▶ [EXERCISE DETAILS] Filter the listing down to the lines containing the word "Ressourcen".

▬▬▬

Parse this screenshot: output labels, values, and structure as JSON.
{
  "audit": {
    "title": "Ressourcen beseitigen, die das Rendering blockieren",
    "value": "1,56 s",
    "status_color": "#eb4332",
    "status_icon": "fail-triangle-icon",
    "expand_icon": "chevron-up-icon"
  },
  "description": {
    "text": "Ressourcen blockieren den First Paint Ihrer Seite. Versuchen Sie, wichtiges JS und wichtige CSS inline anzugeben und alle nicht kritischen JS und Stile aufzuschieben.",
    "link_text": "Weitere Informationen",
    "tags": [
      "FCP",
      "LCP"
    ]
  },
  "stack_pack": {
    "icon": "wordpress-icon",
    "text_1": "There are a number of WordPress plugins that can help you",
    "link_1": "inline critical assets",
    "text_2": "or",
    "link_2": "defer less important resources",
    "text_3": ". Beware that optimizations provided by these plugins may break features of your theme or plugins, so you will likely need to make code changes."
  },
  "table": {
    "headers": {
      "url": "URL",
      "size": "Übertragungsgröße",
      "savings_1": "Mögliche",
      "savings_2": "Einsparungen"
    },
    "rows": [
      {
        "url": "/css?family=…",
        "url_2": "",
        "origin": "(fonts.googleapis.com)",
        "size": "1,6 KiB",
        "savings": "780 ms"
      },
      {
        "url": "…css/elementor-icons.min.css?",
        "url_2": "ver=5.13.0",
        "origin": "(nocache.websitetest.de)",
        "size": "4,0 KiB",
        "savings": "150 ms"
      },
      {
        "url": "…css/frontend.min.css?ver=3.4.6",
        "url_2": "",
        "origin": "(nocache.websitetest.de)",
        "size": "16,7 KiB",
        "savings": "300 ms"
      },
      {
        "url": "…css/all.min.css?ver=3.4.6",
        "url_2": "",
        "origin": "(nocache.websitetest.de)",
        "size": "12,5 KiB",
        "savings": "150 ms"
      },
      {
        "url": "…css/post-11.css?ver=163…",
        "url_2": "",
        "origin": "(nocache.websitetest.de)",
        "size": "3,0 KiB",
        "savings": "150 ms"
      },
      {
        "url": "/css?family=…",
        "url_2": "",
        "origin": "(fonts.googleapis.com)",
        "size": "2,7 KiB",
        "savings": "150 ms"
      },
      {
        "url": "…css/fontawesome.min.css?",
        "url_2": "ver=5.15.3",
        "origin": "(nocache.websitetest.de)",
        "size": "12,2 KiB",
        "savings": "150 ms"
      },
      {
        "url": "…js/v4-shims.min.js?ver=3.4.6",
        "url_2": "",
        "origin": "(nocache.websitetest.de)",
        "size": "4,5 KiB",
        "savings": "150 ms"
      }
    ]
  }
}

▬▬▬

▶ [PROBLEM SOLUTION]
    "title": "Ressourcen beseitigen, die das Rendering blockieren",
    "text": "Ressourcen blockieren den First Paint Ihrer Seite. Versuchen Sie, wichtiges JS und wichtige CSS inline anzugeben und alle nicht kritischen JS und Stile aufzuschieben.",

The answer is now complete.